| Study material |
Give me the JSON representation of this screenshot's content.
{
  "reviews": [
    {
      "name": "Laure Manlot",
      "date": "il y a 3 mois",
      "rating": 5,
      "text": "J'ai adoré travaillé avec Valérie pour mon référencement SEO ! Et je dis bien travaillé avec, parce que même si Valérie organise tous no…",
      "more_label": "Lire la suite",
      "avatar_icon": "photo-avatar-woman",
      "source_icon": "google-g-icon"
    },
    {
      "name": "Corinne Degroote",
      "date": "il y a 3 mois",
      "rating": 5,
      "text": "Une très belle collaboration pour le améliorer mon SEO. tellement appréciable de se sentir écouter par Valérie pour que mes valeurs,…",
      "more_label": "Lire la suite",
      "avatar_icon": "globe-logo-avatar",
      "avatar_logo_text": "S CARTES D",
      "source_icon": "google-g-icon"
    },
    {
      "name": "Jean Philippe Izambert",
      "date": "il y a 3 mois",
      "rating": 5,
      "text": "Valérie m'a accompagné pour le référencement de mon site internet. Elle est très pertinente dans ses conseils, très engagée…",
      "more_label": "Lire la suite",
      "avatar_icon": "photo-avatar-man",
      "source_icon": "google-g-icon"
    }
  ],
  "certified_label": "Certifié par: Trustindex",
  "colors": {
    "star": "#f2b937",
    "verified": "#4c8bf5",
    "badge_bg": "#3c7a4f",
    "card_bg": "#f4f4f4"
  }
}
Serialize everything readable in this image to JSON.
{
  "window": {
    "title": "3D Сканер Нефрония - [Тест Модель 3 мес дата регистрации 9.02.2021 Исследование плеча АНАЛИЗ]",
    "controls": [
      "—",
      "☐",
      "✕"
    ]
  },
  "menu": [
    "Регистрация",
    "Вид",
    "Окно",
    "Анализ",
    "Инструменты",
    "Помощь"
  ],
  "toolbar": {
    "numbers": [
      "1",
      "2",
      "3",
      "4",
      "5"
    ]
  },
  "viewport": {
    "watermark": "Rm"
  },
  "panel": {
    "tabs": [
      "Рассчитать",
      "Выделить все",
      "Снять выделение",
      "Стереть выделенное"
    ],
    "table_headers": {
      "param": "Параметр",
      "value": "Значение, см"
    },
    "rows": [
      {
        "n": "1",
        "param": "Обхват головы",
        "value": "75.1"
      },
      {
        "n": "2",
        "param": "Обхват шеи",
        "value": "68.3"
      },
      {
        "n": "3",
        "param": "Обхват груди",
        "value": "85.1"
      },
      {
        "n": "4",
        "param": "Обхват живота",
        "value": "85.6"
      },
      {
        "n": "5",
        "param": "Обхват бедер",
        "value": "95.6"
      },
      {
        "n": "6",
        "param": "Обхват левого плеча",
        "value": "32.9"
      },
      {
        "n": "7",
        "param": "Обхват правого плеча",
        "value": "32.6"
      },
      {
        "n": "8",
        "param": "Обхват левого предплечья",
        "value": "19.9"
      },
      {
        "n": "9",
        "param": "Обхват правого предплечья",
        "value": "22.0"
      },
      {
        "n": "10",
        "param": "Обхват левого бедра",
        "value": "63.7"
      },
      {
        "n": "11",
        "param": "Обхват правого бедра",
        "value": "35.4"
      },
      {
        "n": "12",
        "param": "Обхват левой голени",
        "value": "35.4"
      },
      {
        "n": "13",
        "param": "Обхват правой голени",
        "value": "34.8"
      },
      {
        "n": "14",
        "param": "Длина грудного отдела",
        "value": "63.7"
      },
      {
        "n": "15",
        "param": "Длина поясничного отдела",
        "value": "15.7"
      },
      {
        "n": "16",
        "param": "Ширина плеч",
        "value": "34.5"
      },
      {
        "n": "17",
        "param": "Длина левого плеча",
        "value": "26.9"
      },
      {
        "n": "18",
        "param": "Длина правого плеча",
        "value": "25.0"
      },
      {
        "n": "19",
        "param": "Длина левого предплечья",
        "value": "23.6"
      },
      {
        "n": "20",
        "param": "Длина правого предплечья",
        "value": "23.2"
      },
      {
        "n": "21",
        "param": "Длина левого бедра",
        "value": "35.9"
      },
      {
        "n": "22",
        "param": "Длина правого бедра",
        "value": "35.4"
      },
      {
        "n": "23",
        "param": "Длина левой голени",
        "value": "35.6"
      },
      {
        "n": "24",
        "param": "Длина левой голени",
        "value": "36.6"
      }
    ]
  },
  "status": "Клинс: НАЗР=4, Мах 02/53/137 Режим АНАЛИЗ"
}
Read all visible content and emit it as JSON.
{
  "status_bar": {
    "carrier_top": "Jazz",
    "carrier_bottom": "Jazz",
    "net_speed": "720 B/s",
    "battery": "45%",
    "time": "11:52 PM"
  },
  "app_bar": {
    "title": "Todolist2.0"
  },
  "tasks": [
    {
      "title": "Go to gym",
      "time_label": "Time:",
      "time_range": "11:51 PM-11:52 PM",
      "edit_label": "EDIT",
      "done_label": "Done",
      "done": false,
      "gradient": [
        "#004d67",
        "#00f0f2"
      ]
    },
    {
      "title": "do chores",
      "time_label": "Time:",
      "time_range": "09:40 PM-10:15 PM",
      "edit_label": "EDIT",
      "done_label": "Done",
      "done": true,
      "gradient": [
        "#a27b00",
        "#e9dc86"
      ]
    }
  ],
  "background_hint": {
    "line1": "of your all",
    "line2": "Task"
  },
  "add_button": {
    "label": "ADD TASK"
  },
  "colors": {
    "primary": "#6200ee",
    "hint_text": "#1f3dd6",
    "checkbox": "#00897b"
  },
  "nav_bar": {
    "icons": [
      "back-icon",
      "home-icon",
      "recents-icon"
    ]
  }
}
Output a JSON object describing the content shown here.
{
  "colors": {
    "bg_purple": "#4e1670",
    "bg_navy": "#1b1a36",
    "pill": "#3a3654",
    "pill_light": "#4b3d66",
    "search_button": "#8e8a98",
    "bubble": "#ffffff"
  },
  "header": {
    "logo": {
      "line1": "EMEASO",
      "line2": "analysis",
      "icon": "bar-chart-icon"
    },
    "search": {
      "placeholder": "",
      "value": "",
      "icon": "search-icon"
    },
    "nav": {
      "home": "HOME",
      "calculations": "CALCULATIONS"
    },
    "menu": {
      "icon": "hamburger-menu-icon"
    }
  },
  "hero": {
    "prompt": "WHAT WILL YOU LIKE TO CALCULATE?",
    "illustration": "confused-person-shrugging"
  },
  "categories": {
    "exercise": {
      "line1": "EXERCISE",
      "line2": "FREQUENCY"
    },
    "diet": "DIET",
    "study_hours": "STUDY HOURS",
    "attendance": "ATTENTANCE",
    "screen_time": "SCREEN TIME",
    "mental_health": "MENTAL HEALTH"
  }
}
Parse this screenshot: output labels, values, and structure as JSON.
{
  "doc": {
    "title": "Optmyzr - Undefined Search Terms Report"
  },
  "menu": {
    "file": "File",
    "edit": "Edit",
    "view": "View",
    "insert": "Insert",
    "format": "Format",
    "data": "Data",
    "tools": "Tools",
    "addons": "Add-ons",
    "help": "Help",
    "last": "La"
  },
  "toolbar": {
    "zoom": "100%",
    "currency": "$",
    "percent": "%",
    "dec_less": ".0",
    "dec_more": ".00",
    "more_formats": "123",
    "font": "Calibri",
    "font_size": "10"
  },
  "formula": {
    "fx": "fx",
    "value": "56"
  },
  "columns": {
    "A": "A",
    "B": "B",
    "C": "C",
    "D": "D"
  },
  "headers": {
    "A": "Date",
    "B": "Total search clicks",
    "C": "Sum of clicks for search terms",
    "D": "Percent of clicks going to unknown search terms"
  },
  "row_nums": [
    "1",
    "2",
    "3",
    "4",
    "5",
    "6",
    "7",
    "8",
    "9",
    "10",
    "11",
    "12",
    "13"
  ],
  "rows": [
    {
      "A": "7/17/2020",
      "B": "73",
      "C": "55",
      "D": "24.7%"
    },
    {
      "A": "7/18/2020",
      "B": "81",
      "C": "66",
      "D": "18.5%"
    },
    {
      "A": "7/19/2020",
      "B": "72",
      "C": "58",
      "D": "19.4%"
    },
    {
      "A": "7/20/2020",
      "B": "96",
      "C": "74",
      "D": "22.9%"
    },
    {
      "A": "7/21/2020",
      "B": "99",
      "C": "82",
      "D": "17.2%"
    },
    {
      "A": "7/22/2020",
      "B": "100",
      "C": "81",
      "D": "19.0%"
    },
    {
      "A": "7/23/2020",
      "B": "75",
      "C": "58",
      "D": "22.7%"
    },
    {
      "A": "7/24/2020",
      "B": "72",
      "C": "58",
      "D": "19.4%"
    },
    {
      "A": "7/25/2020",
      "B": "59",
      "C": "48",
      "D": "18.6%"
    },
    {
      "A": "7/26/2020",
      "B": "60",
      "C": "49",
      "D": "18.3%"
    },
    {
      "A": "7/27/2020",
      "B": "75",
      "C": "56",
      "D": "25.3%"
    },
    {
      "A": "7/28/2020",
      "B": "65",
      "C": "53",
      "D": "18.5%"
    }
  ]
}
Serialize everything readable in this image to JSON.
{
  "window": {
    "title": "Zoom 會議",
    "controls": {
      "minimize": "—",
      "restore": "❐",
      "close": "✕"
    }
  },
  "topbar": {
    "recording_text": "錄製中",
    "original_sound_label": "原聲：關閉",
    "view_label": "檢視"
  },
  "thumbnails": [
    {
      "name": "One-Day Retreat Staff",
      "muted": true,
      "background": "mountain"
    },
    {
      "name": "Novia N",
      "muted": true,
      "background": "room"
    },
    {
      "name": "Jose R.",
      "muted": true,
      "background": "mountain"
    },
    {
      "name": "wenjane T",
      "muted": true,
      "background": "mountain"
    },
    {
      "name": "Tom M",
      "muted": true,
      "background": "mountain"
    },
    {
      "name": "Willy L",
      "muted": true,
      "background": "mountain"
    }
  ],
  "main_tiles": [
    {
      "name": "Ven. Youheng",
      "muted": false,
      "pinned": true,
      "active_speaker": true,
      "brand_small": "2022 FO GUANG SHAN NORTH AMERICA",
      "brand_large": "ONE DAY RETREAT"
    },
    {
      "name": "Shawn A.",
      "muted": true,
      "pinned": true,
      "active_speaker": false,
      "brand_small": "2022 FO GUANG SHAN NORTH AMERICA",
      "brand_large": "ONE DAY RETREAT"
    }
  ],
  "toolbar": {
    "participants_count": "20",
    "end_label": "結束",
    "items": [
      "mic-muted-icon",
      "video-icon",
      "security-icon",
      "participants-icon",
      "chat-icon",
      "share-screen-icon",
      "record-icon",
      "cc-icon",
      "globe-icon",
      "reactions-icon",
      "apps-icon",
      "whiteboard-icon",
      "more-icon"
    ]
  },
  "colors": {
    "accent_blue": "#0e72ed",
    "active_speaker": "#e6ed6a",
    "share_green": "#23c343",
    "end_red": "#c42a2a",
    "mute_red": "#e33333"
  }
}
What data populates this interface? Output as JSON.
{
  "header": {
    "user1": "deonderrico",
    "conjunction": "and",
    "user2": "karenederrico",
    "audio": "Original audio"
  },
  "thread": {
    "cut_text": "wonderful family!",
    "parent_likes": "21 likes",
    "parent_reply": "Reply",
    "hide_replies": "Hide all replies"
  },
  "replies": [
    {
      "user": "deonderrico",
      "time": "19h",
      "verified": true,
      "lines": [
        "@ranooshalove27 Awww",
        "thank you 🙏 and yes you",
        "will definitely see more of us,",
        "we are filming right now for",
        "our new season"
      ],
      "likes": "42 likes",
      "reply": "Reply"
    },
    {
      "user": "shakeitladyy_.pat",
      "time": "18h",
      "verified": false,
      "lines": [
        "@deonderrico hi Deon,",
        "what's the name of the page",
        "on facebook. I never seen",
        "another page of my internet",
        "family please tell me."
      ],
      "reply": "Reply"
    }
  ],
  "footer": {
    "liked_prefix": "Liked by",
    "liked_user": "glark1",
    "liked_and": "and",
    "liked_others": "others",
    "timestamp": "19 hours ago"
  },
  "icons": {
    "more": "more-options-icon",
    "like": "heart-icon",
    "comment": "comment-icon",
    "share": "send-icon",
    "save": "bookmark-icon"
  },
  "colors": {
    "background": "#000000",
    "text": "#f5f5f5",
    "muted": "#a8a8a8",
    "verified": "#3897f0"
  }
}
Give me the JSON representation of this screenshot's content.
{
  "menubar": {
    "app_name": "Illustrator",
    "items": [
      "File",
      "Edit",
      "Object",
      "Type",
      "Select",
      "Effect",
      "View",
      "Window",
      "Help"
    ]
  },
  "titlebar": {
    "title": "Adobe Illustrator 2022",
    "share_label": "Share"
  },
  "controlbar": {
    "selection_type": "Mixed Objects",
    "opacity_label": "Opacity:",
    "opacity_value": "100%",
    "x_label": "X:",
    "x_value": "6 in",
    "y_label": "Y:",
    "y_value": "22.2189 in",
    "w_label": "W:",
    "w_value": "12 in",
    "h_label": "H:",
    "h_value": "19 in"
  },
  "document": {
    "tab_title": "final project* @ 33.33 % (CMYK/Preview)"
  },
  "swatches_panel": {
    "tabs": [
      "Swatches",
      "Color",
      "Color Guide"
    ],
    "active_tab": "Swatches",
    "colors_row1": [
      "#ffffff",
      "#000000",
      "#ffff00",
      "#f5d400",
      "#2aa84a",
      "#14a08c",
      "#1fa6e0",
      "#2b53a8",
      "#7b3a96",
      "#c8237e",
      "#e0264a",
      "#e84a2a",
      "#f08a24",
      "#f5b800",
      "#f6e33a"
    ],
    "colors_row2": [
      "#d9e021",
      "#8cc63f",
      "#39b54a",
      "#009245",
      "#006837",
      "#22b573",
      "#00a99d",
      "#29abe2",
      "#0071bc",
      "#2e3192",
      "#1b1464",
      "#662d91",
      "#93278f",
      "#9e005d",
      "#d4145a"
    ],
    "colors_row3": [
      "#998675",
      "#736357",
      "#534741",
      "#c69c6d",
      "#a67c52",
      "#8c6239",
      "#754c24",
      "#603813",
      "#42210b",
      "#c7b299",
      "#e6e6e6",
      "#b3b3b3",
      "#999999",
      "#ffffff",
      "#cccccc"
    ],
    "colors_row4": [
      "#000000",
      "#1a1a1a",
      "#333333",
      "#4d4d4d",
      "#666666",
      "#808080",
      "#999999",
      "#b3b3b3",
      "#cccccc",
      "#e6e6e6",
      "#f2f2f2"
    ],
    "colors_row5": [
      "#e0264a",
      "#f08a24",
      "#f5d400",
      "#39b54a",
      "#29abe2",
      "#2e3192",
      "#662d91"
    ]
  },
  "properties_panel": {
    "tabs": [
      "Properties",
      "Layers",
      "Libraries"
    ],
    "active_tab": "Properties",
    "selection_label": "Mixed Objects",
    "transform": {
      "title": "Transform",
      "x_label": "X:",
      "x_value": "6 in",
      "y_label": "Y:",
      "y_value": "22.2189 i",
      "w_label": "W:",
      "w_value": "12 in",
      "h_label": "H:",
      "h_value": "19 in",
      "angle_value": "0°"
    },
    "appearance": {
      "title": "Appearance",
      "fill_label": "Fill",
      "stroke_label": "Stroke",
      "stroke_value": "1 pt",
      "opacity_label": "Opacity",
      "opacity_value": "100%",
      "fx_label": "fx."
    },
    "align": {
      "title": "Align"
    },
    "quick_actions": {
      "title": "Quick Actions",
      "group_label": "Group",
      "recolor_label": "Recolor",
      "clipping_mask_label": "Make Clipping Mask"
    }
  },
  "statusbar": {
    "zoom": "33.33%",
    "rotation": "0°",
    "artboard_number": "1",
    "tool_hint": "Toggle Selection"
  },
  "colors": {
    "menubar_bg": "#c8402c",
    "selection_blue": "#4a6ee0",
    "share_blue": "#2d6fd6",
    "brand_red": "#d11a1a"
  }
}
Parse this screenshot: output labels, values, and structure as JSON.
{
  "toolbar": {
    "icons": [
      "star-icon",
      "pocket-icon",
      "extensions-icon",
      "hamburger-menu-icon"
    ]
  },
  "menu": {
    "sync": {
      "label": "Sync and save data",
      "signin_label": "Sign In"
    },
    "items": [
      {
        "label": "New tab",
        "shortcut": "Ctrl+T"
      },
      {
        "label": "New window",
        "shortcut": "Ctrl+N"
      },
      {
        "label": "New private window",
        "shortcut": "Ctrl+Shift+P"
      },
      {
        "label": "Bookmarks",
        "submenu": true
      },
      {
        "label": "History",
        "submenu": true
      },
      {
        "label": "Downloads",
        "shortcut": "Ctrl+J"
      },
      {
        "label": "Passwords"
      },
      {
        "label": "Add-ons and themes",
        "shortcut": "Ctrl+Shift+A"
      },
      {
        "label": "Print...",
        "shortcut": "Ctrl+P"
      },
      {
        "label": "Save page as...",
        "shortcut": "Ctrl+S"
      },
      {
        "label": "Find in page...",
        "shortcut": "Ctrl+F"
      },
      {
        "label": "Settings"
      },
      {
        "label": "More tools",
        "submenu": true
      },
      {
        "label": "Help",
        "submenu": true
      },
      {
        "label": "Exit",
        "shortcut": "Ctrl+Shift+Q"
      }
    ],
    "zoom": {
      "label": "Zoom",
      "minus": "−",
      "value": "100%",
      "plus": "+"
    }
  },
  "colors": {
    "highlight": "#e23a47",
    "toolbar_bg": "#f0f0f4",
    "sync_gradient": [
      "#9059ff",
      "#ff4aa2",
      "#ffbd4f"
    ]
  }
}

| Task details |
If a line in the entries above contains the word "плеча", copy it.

| Solution to this problem |
    "title": "3D Сканер Нефрония - [Тест Модель 3 мес дата регистрации 9.02.2021 Исследование плеча АНАЛИЗ]",
        "param": "Обхват левого плеча",
        "param": "Обхват правого плеча",
        "param": "Длина левого плеча",
        "param": "Длина правого плеча",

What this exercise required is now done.